But for the millions of modern humans practicing yoga in this day and age, how many of them are practicing for the spiritualism? How many of them are reciting the chants, going with the OMs, and following the “rules of a yogi” for the fact that it resonates with and makes sense to them? How many of you felt 100% comfortable and compelled to that 3 OMs the first time you were in a yoga class?

One thing Jordan has said that sit so well and deep with me was, that he never understood why the modern Westerners are following this ancient Asian rituals. Rituals make sense for the specific group of people, in that specific time frame. It makes no sense for 19 year old American to follow shamanism rituals, it equally makes no sense for an Asian to follow South African tribal rituals.

If you are a person who resonates with the taoism and follow the tao way and follow a certain rituals, that make sense. If you are a person who resonates with buddhism and follow the buddhism rituals, that make sense. But if you are merely a yoga practitioner, and note, here I proclaim the term yoga practitioner as the modern, 21st century, studio going, moderately spiritish yoga practitioner, why would you follow a strict vegan diet, which is very much from the buddhism guidelines, if not for health/ethical reasons; Why would you chant in sanskrit, which is very much from hinduism, if not for the ultimate, total understanding of the language. And why would you eat vegan, chant sanskrit, and all the while sipping your African special roasted coffee, wearing your aloyoga goddess leggings, and sitting in your nordic designer sofa?

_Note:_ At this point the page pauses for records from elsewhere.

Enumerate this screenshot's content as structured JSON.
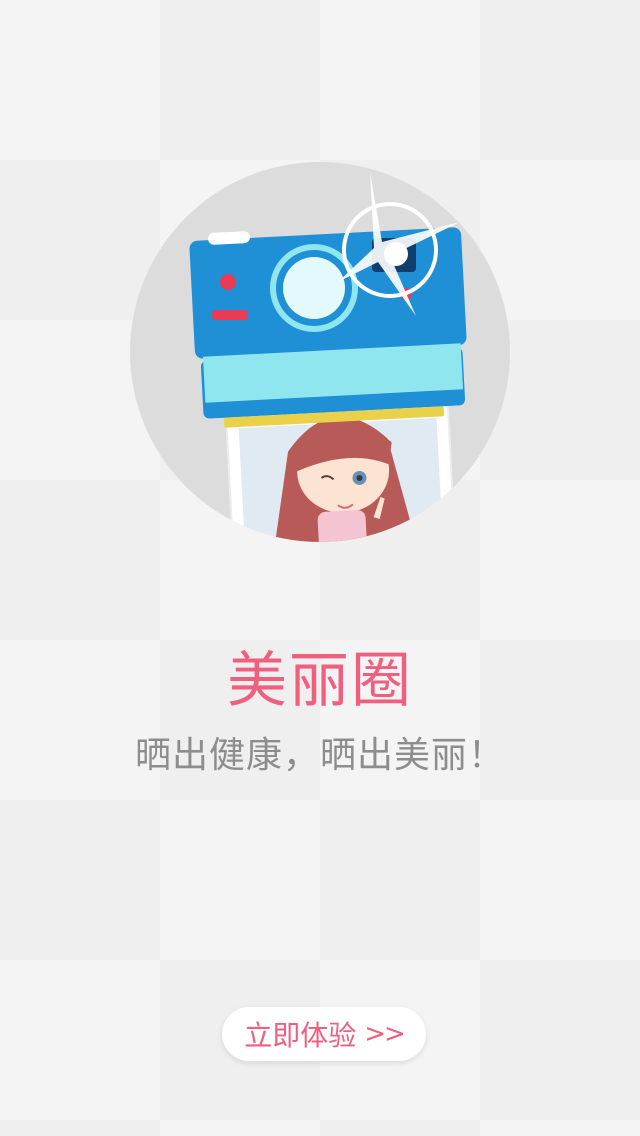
{
  "splash": {
    "title": "美丽圈",
    "subtitle": "晒出健康，晒出美丽！",
    "cta_label": "立即体验",
    "cta_icon": "double-chevron-right-icon",
    "cta_glyph": ">>"
  },
  "colors": {
    "accent": "#ef5f7f",
    "subtitle": "#8d8d8d",
    "background": "#f4f4f4",
    "camera_blue": "#1f8fd6"
  }
}
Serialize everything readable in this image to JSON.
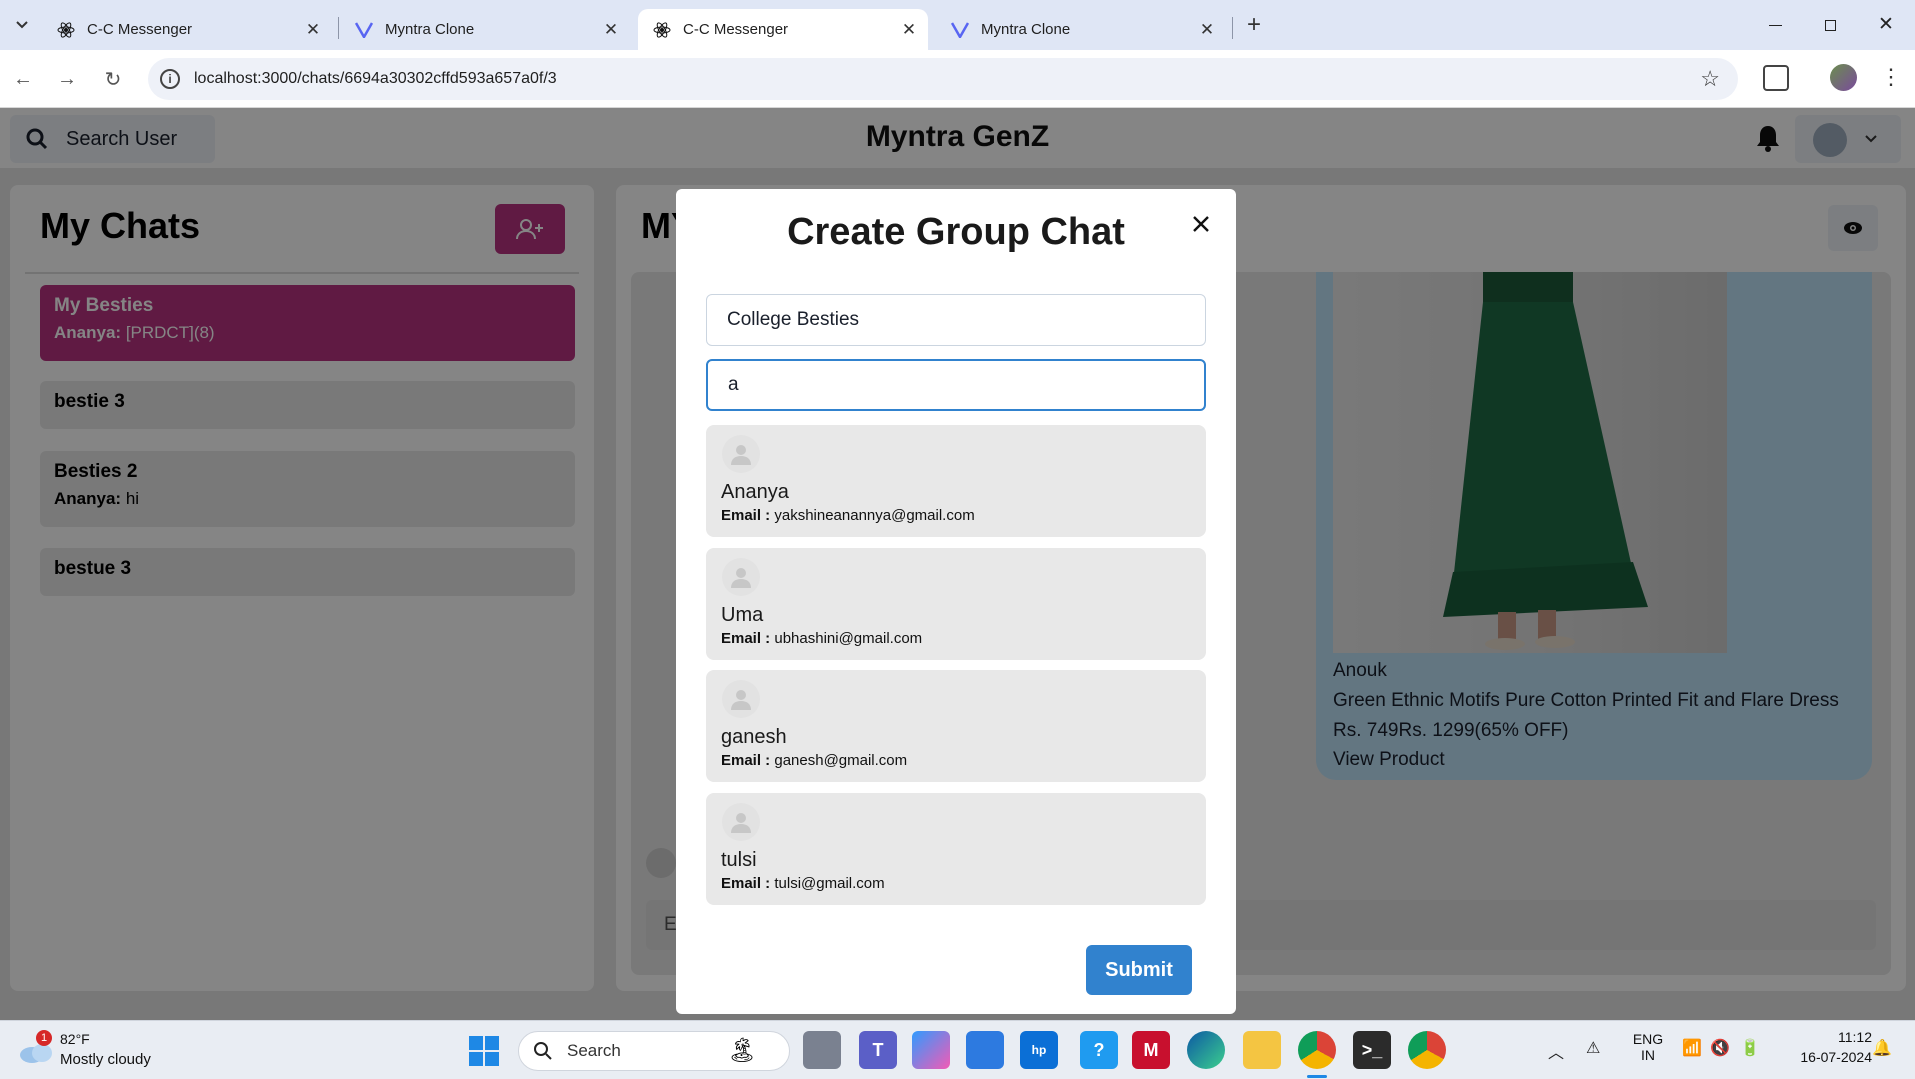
{
  "browser": {
    "tabs": [
      {
        "title": "C-C Messenger",
        "active": false
      },
      {
        "title": "Myntra Clone",
        "active": false
      },
      {
        "title": "C-C Messenger",
        "active": true
      },
      {
        "title": "Myntra Clone",
        "active": false
      }
    ],
    "url": "localhost:3000/chats/6694a30302cffd593a657a0f/3"
  },
  "app": {
    "search_label": "Search User",
    "brand": "Myntra GenZ",
    "left_title": "My Chats",
    "right_title_partial": "MY",
    "chats": [
      {
        "name": "My Besties",
        "sender": "Ananya:",
        "message": "[PRDCT](8)",
        "selected": true
      },
      {
        "name": "bestie 3",
        "sender": "",
        "message": "",
        "selected": false
      },
      {
        "name": "Besties 2",
        "sender": "Ananya:",
        "message": "hi",
        "selected": false
      },
      {
        "name": "bestue 3",
        "sender": "",
        "message": "",
        "selected": false
      }
    ],
    "product": {
      "brand": "Anouk",
      "name": "Green Ethnic Motifs Pure Cotton Printed Fit and Flare Dress",
      "price": "Rs. 749Rs. 1299(65% OFF)",
      "link": "View Product"
    },
    "message_placeholder_partial": "E"
  },
  "modal": {
    "title": "Create Group Chat",
    "group_name_value": "College Besties",
    "search_value": "a",
    "email_label": "Email :",
    "users": [
      {
        "name": "Ananya",
        "email": "yakshineanannya@gmail.com"
      },
      {
        "name": "Uma",
        "email": "ubhashini@gmail.com"
      },
      {
        "name": "ganesh",
        "email": "ganesh@gmail.com"
      },
      {
        "name": "tulsi",
        "email": "tulsi@gmail.com"
      }
    ],
    "submit_label": "Submit"
  },
  "taskbar": {
    "weather_temp": "82°F",
    "weather_desc": "Mostly cloudy",
    "weather_badge": "1",
    "search_label": "Search",
    "lang_top": "ENG",
    "lang_bottom": "IN",
    "time": "11:12",
    "date": "16-07-2024"
  },
  "colors": {
    "accent_pink": "#b83280",
    "button_blue": "#3182ce",
    "tab_bar": "#dfe6f5"
  }
}
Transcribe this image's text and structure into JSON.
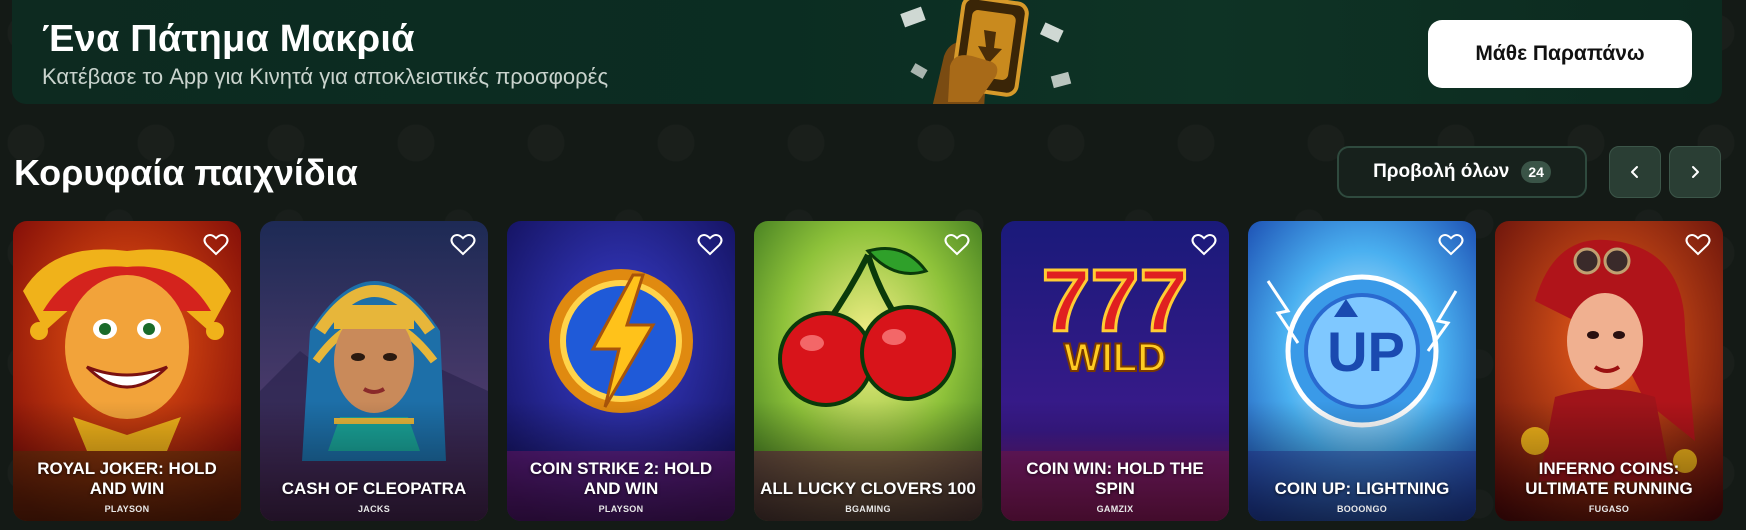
{
  "banner": {
    "title": "Ένα Πάτημα Μακριά",
    "subtitle": "Κατέβασε το App για Κινητά για αποκλειστικές προσφορές",
    "button_label": "Μάθε Παραπάνω"
  },
  "section": {
    "title": "Κορυφαία παιχνίδια",
    "view_all_label": "Προβολή όλων",
    "view_all_count": "24"
  },
  "games": [
    {
      "name": "ROYAL JOKER: HOLD AND WIN",
      "provider": "PLAYSON"
    },
    {
      "name": "CASH OF CLEOPATRA",
      "provider": "JACKS"
    },
    {
      "name": "COIN STRIKE 2: HOLD AND WIN",
      "provider": "PLAYSON"
    },
    {
      "name": "ALL LUCKY CLOVERS 100",
      "provider": "BGAMING"
    },
    {
      "name": "COIN WIN: HOLD THE SPIN",
      "provider": "GAMZIX"
    },
    {
      "name": "COIN UP: LIGHTNING",
      "provider": "BOOONGO"
    },
    {
      "name": "INFERNO COINS: ULTIMATE RUNNING",
      "provider": "FUGASO"
    }
  ],
  "icons": {
    "favorite": "heart-icon",
    "prev": "chevron-left-icon",
    "next": "chevron-right-icon"
  },
  "colors": {
    "page_bg": "#141a16",
    "banner_bg": "#0b2d22",
    "button_bg": "#ffffff",
    "nav_bg": "#2a3e34"
  }
}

Sorry for this very long, possibly offensive, and slightly sporadic rant. Yogic, unyogic, vegan, non vegan, spiritual, non spiritual. On my wishlist, higher than world peace, higher than being not broke, is for all to drop the fucking labels already. Stand your damn ground and as my unyogic self always says, get a hold of your balls. And just be yourself. Be mad, be free, be crazy, be naughty, be rude, be loud, be whatever the hell it is that your heart desires. And the only thing to not be, is apologetic. Be that gangster yogi you truly are, practice what you want, eat what you think is right, follow the rituals that resonates with you. And above all, be very, very, very happy.

– Sandy